Eugene Kaspersky, co-founder of the Russian cybersecurity firm, said Tuesday that the company had recently filed antitrust complaints with the European Commission and Germany’s Federal Cartel Office. Kaspersky had raised the issue with Russia’s antitrust regulator in November.

“We see clearly – and are ready to prove – that Microsoft uses its dominant position in the computer operating system market to fiercely promote its own – inferior – security software,” Kaspersky said.

In many cases, Kaspersky says, customers who update their operating system to Windows 10 from older versions find that their Kaspersky antivirus tools have been deleted or disabled. The company also criticized Microsoft for making it impossible to remove Windows Defender, Microsoft’s own antivirus software, in some editions of Windows.

In a statement, Microsoft said its aim was to protect Windows users, and “we are confident that the security features of Windows 10 comply with competition laws.”

Microsoft said it had reached out to Kaspersky months ago to arrange a meeting between executives to address the concerns, but that gathering has not taken place.

Following Kaspersky’s complaint in Russia, regulators there held hearings on Microsoft’s antivirus policies in Windows 10. They haven’t reached a conclusion.

The latest complaints don’t necessarily indicate that European Union or German regulators will take up an investigation of Microsoft’s practices.

The EU has been a tough overseer of Microsoft over the years, fining the company about $733 million in 2013 for violating a pledge to gives Windows users a clear option to use web browsers built by other companies.

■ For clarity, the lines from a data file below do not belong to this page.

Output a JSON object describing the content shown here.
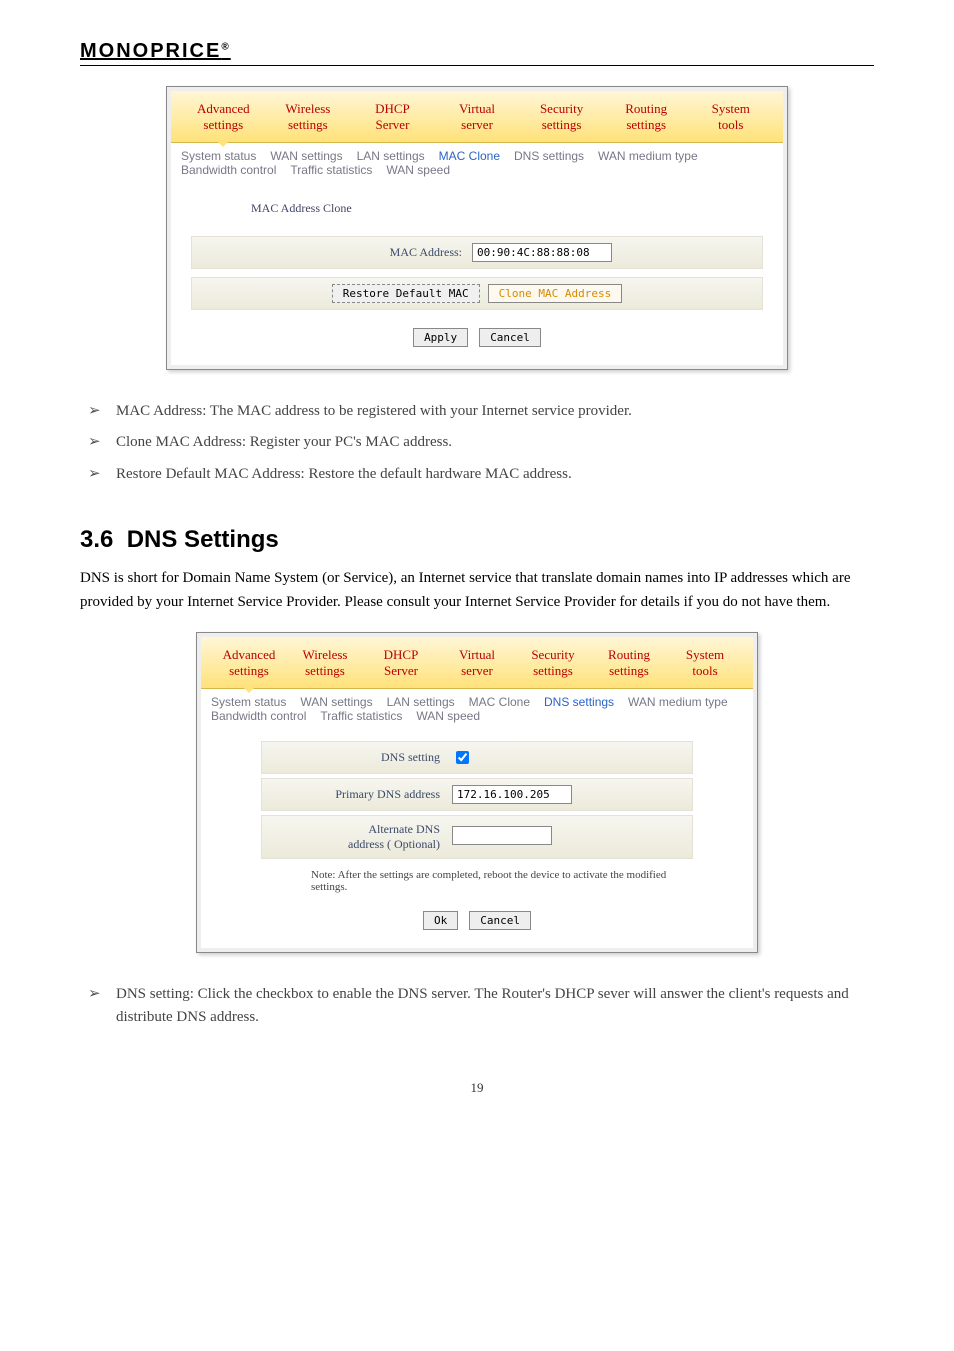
{
  "brand": "MONOPRICE",
  "brand_sup": "®",
  "screenshot1": {
    "tabs": [
      {
        "l1": "Advanced",
        "l2": "settings",
        "active": true
      },
      {
        "l1": "Wireless",
        "l2": "settings"
      },
      {
        "l1": "DHCP",
        "l2": "Server"
      },
      {
        "l1": "Virtual",
        "l2": "server"
      },
      {
        "l1": "Security",
        "l2": "settings"
      },
      {
        "l1": "Routing",
        "l2": "settings"
      },
      {
        "l1": "System",
        "l2": "tools"
      }
    ],
    "subtabs": [
      {
        "label": "System status"
      },
      {
        "label": "WAN settings"
      },
      {
        "label": "LAN settings"
      },
      {
        "label": "MAC Clone",
        "active": true
      },
      {
        "label": "DNS settings"
      },
      {
        "label": "WAN medium type"
      },
      {
        "label": "Bandwidth control"
      },
      {
        "label": "Traffic statistics"
      },
      {
        "label": "WAN speed"
      }
    ],
    "section_title": "MAC Address Clone",
    "mac_label": "MAC Address:",
    "mac_value": "00:90:4C:88:88:08",
    "restore_btn": "Restore Default MAC",
    "clone_btn": "Clone MAC Address",
    "apply_btn": "Apply",
    "cancel_btn": "Cancel"
  },
  "bullets1": [
    "MAC Address: The MAC address to be registered with your Internet service provider.",
    "Clone MAC Address: Register your PC's MAC address.",
    "Restore Default MAC Address: Restore the default hardware MAC address."
  ],
  "section6": {
    "heading_num": "3.6",
    "heading_text": "DNS Settings",
    "para": "DNS is short for Domain Name System (or Service), an Internet service that translate domain names into IP addresses which are provided by your Internet Service Provider. Please consult your Internet Service Provider for details if you do not have them."
  },
  "screenshot2": {
    "tabs": [
      {
        "l1": "Advanced",
        "l2": "settings",
        "active": true
      },
      {
        "l1": "Wireless",
        "l2": "settings"
      },
      {
        "l1": "DHCP",
        "l2": "Server"
      },
      {
        "l1": "Virtual",
        "l2": "server"
      },
      {
        "l1": "Security",
        "l2": "settings"
      },
      {
        "l1": "Routing",
        "l2": "settings"
      },
      {
        "l1": "System",
        "l2": "tools"
      }
    ],
    "subtabs": [
      {
        "label": "System status"
      },
      {
        "label": "WAN settings"
      },
      {
        "label": "LAN settings"
      },
      {
        "label": "MAC Clone"
      },
      {
        "label": "DNS settings",
        "active": true
      },
      {
        "label": "WAN medium type"
      },
      {
        "label": "Bandwidth control"
      },
      {
        "label": "Traffic statistics"
      },
      {
        "label": "WAN speed"
      }
    ],
    "dns_setting_label": "DNS setting",
    "dns_checked": true,
    "primary_label": "Primary DNS address",
    "primary_value": "172.16.100.205",
    "alt_label1": "Alternate DNS",
    "alt_label2": "address ( Optional)",
    "alt_value": "",
    "note": "Note: After the settings are completed, reboot the device to activate the modified settings.",
    "ok_btn": "Ok",
    "cancel_btn": "Cancel"
  },
  "bullets2": [
    "DNS setting: Click the checkbox to enable the DNS server. The Router's DHCP sever will answer the client's requests and distribute DNS address."
  ],
  "page_number": "19"
}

This year, an EU data collection watchdog criticized what it said was a lack of transparency in the data collection practices of Windows 10.